Dr. Basileus Zeno is Karl Loewenstein Fellow and Visiting Lecturer in Political Science at Amherst College. He received his Ph.D. in Political Science at the University of Massachusetts Amherst in 2021. His areas of specialization are comparative politics and contemporary political theory with a regional focus on the Middle East. Basileus is also an archaeologist by training and holds a B.A. (2006) in Archaeology and Museum Studies and an M.A. (2011) in Classical and Islamic Archaeology from Damascus University, Syria. Until summer 2012, Basileus was doing his Ph.D. in classical archaeology at Damascus University, but he could not complete his research because of the outbreak of the Syrian war. After moving to the United States, he restarted in 2013 his graduate studies pursuing his lifelong passion of researching questions of politics, power, violence, and identity by obtaining an M.A. in Political Science from Ohio University (2015).
Dr. Zeno’s scholarly interests primarily focus on refugees, asylum and forced migration, violence, colonialism and colonial legacies, interpretive methodology, nationalism and sectarianism, and social movements in the Middle East. He has conducted extensive ethnographic fieldwork with Syrian asylum seekers and refugees in the United States, and he has published in the Middle East Law and Governance journal and Jadaliyya. Currently, he is working on a book manuscript that analyzes the effects of physical and legal violence on the meaning-making processes among Syrians and how the Trump administration weaponized time and expanded the structure of Kafkaesque bureaucracy to include racialized others through exclusion. Basileus also has multiple research projects, one article process-traces strategies of boundary-making in the context of the Syrian uprising and the sectarianization of the conflict between 2011-2013. Another project examines how the discourses of R2P and humanitarian intervention were perceived on the ground by Syrian activists and how they affected actors’ semiotic practices and the ways in which they produced, received, and interacted with meanings in the revolutionary context of 2011- 2012.

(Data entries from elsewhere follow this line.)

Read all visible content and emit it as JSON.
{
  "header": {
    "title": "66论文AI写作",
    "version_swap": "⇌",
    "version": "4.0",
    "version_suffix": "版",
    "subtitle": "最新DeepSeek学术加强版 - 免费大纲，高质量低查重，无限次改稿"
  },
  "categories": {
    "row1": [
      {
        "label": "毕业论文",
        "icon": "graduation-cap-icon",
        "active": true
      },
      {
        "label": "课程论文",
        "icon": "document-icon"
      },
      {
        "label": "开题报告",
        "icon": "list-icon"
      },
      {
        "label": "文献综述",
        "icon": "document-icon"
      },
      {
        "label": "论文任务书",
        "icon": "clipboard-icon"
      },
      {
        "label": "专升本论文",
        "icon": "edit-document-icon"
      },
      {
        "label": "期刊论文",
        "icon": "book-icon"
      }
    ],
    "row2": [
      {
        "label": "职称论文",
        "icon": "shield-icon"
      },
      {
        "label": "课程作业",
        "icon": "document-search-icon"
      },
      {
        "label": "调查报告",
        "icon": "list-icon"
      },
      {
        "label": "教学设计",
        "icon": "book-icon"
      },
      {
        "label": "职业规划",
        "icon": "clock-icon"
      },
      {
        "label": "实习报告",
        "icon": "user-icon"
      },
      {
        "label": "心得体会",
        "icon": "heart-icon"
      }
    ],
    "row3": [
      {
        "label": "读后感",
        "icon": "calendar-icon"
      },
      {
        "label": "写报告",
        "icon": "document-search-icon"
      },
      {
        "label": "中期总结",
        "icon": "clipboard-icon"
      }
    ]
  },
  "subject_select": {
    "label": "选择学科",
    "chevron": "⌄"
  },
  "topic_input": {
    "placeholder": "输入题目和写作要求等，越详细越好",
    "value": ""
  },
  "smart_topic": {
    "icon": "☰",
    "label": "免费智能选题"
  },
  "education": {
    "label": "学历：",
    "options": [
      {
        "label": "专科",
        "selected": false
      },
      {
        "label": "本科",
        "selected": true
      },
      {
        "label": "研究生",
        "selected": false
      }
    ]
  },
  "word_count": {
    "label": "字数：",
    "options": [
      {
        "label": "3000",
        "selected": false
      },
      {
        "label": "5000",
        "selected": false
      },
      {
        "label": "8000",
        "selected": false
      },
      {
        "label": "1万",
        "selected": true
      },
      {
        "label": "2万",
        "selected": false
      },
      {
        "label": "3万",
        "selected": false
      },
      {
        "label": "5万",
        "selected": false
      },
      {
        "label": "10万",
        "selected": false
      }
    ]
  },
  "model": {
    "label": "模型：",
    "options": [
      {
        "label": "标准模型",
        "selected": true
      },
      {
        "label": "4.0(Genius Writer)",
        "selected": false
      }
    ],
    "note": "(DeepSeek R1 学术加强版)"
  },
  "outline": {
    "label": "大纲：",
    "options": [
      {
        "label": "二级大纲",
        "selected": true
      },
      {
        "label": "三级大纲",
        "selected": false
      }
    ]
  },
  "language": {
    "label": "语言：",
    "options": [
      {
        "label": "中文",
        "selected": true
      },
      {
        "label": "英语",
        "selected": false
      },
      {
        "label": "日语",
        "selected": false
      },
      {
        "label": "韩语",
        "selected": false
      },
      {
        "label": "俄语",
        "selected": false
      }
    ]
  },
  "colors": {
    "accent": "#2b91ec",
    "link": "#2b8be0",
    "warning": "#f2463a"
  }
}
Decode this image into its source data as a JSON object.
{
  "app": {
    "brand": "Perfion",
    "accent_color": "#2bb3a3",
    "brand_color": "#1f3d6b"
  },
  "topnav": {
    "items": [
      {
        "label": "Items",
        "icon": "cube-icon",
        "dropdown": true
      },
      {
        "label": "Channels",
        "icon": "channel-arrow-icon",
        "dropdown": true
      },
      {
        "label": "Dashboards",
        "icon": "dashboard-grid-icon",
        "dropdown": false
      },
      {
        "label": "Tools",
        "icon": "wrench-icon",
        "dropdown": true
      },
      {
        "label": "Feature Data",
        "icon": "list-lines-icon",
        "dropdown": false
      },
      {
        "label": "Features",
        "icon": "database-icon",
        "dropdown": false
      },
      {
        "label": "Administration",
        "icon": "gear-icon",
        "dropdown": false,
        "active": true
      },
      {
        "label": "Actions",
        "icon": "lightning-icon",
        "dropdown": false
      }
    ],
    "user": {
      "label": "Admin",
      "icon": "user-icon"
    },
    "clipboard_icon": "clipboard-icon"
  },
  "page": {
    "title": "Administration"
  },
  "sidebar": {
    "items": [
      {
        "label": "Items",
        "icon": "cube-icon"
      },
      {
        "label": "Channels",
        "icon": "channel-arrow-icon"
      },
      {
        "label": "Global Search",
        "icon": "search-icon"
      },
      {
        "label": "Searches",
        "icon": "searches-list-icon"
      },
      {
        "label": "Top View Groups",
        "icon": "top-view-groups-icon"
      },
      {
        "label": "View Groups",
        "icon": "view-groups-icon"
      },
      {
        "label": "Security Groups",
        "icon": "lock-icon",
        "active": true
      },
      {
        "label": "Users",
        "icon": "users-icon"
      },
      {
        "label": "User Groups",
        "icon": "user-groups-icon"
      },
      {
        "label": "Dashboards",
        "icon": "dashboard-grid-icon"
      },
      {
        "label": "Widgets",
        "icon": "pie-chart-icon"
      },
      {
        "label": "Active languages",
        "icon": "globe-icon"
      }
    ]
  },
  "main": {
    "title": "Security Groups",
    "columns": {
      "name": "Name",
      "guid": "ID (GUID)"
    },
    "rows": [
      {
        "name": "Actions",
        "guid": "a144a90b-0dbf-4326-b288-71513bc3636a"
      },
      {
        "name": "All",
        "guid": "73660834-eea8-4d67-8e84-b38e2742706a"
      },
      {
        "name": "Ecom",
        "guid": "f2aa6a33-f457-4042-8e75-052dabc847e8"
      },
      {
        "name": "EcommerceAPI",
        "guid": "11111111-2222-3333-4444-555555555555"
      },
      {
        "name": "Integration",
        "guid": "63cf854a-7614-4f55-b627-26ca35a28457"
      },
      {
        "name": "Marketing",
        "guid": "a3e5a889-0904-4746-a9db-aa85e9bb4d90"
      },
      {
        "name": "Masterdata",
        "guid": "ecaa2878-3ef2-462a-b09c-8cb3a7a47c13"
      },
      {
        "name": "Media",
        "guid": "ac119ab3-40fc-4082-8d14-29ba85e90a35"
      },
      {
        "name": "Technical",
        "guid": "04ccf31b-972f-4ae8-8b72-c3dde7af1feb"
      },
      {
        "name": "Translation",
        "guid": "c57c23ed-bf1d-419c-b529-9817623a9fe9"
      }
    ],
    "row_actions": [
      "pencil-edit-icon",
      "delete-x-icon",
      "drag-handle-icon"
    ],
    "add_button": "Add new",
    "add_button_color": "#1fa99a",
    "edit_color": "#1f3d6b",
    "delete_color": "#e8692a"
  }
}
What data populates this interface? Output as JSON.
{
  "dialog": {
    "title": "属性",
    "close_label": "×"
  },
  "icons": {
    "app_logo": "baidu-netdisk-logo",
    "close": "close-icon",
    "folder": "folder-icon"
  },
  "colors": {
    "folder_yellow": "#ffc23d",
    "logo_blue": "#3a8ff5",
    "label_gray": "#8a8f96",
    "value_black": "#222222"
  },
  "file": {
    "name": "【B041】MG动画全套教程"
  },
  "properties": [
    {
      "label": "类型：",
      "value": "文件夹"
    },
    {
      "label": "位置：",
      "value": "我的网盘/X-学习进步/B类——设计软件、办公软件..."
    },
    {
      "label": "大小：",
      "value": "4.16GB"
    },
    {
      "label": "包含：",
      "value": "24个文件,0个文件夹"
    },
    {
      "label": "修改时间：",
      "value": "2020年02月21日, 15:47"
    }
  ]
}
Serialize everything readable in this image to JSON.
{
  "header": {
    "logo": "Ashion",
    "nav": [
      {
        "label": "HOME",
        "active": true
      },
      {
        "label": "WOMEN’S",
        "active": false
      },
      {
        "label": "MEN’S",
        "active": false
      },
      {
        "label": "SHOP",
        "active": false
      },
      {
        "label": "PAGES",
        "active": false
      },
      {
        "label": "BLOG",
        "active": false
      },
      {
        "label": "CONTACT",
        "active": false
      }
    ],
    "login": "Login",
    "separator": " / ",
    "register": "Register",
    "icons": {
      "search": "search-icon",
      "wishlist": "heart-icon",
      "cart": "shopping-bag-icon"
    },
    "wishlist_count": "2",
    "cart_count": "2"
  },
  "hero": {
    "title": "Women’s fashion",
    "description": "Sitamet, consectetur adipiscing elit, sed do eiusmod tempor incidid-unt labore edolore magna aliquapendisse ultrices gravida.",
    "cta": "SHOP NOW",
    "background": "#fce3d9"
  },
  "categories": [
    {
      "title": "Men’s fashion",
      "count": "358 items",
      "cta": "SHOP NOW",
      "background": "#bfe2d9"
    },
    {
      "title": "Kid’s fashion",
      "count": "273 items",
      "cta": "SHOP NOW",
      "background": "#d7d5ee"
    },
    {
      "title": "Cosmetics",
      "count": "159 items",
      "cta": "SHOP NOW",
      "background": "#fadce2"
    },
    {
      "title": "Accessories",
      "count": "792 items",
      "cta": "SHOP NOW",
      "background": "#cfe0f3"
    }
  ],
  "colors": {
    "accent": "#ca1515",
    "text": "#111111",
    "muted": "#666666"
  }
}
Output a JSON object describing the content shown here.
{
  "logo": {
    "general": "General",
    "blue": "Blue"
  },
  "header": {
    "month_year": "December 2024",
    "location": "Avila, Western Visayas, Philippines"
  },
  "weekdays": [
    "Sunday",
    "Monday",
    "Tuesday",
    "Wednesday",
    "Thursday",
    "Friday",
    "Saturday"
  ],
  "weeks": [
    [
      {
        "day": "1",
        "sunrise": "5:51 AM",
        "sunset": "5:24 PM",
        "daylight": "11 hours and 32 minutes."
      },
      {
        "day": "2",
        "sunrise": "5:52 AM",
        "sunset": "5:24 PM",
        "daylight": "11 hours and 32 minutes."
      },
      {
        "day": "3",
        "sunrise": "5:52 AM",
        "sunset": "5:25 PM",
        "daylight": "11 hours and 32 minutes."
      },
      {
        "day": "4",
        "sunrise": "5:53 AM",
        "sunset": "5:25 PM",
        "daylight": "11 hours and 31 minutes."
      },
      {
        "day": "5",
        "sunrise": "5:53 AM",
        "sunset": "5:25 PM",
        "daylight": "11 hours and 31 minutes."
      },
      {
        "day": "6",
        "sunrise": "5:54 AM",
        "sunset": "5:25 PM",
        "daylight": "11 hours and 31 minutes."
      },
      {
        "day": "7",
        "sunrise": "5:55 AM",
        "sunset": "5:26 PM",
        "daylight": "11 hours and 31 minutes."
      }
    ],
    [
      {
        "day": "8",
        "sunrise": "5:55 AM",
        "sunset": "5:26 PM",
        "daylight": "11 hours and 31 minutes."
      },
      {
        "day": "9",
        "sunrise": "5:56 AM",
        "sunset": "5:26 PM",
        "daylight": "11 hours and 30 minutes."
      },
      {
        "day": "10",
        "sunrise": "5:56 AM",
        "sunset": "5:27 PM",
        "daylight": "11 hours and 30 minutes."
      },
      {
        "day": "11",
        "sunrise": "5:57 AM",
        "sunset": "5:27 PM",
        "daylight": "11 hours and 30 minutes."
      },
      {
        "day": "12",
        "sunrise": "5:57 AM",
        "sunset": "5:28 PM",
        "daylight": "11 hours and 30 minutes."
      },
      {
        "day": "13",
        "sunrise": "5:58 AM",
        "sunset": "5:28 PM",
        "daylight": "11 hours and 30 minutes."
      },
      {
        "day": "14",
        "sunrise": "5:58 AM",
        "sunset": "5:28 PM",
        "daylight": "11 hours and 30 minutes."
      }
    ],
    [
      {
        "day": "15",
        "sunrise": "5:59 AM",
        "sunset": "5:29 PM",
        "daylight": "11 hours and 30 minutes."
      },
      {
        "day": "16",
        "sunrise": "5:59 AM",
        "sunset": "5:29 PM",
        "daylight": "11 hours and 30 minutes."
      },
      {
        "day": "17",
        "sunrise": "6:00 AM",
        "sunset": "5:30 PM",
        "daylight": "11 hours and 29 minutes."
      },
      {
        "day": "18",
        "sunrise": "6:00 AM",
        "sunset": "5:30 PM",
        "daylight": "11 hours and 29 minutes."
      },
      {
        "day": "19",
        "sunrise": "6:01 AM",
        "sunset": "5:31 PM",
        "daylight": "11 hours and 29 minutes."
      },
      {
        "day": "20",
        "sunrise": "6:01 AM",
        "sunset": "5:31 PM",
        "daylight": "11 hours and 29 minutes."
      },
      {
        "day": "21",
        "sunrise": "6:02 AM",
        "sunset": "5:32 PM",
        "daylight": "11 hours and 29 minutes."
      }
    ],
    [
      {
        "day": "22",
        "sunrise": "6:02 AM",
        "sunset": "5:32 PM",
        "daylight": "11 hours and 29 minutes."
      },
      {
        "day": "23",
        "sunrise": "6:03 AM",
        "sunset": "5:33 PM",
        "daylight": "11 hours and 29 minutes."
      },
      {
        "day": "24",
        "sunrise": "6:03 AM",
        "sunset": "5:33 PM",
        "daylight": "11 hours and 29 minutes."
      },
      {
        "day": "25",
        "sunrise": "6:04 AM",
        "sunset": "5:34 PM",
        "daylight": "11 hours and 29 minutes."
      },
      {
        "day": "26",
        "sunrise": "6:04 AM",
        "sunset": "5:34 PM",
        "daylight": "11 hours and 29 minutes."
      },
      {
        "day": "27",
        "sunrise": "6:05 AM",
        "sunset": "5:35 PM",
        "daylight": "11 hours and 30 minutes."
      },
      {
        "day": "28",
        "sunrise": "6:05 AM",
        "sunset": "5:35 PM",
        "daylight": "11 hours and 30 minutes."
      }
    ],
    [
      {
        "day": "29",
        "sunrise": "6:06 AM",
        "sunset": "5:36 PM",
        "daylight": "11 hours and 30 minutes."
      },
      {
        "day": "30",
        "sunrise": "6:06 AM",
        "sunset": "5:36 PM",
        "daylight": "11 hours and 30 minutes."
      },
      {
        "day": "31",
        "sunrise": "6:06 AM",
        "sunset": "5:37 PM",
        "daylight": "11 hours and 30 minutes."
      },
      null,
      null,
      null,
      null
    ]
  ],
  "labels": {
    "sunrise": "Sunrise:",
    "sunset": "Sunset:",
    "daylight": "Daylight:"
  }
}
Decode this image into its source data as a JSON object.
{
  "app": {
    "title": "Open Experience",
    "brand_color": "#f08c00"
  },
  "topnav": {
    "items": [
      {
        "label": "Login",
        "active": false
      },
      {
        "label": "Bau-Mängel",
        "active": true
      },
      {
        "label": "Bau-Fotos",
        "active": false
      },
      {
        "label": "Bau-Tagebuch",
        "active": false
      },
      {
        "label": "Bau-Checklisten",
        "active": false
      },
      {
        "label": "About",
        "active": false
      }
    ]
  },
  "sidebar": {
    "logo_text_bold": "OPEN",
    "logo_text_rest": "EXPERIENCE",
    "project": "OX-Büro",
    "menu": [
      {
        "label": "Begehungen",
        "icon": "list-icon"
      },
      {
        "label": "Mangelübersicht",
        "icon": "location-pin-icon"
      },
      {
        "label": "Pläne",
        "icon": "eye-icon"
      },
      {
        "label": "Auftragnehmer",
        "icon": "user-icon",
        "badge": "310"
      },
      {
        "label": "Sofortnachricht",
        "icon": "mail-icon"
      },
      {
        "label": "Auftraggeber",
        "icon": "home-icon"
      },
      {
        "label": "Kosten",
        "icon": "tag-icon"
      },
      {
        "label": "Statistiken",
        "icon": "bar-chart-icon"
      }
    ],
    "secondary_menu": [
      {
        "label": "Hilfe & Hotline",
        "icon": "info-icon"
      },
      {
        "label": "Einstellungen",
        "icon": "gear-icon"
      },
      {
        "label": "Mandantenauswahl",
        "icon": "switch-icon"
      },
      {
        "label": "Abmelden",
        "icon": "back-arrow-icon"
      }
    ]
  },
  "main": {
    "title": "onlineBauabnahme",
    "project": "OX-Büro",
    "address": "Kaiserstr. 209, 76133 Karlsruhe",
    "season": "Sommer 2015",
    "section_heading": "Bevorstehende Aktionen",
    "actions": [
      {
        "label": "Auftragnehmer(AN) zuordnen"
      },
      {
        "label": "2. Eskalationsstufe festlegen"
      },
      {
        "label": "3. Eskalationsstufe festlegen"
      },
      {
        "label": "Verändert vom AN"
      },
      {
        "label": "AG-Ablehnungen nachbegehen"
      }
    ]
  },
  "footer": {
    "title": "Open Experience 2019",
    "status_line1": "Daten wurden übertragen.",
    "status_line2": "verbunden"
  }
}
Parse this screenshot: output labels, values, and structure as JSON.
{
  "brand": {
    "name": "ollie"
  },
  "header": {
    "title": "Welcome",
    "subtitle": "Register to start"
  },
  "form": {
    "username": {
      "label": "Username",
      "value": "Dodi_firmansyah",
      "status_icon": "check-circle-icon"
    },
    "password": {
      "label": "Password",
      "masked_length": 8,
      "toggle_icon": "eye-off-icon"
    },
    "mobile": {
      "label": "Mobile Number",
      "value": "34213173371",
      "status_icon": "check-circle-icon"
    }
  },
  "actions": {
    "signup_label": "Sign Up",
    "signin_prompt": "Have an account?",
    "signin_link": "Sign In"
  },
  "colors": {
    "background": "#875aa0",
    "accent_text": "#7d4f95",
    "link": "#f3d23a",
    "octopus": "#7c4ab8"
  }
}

In addition to academic interests, Basileus is strongly committed to public engagement and applied research. To this end, he served as a consultant and a researcher at several international organizations such as the Carter Center’s Conflict Resolution Program, The United Nations Economic and Social Commission for Western Asia (UN-ESCWA), and the LSE Policy research project "Legitimacy and Citizenship in the Arab World." He is also a co-editor of the Syria Page at Jadaliyya and a co-founding member of Security in Context.